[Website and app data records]
-=-=-

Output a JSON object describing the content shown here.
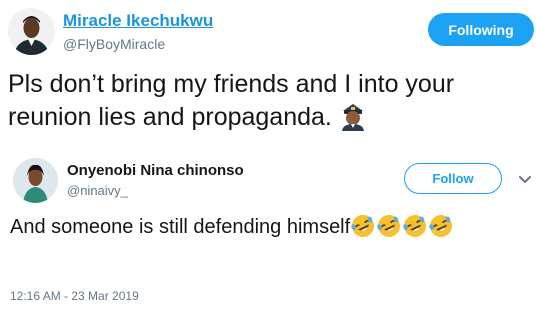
{
  "top_tweet": {
    "author_name": "Miracle Ikechukwu",
    "author_handle": "@FlyBoyMiracle",
    "follow_button": "Following",
    "text": "Pls don’t bring my friends and I into your reunion lies and propaganda.",
    "emoji_icon": "pilot-emoji-icon"
  },
  "reply_tweet": {
    "author_name": "Onyenobi Nina chinonso",
    "author_handle": "@ninaivy_",
    "follow_button": "Follow",
    "text": "And someone  is still defending himself",
    "emoji_icon": "rolling-laughing-emoji-icon",
    "emoji_count": 4,
    "timestamp": "12:16 AM - 23 Mar 2019"
  },
  "colors": {
    "link_blue": "#1b95e0",
    "button_blue": "#1da1f2",
    "secondary_text": "#657786",
    "emoji_yellow": "#f7c12e"
  }
}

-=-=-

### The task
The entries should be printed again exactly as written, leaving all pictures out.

### Result of this task
Output a JSON object describing the content shown here.
{
  "top_tweet": {
    "author_name": "Miracle Ikechukwu",
    "author_handle": "@FlyBoyMiracle",
    "follow_button": "Following",
    "text": "Pls don’t bring my friends and I into your reunion lies and propaganda.",
    "emoji_icon": "pilot-emoji-icon"
  },
  "reply_tweet": {
    "author_name": "Onyenobi Nina chinonso",
    "author_handle": "@ninaivy_",
    "follow_button": "Follow",
    "text": "And someone  is still defending himself",
    "emoji_icon": "rolling-laughing-emoji-icon",
    "emoji_count": 4,
    "timestamp": "12:16 AM - 23 Mar 2019"
  },
  "colors": {
    "link_blue": "#1b95e0",
    "button_blue": "#1da1f2",
    "secondary_text": "#657786",
    "emoji_yellow": "#f7c12e"
  }
}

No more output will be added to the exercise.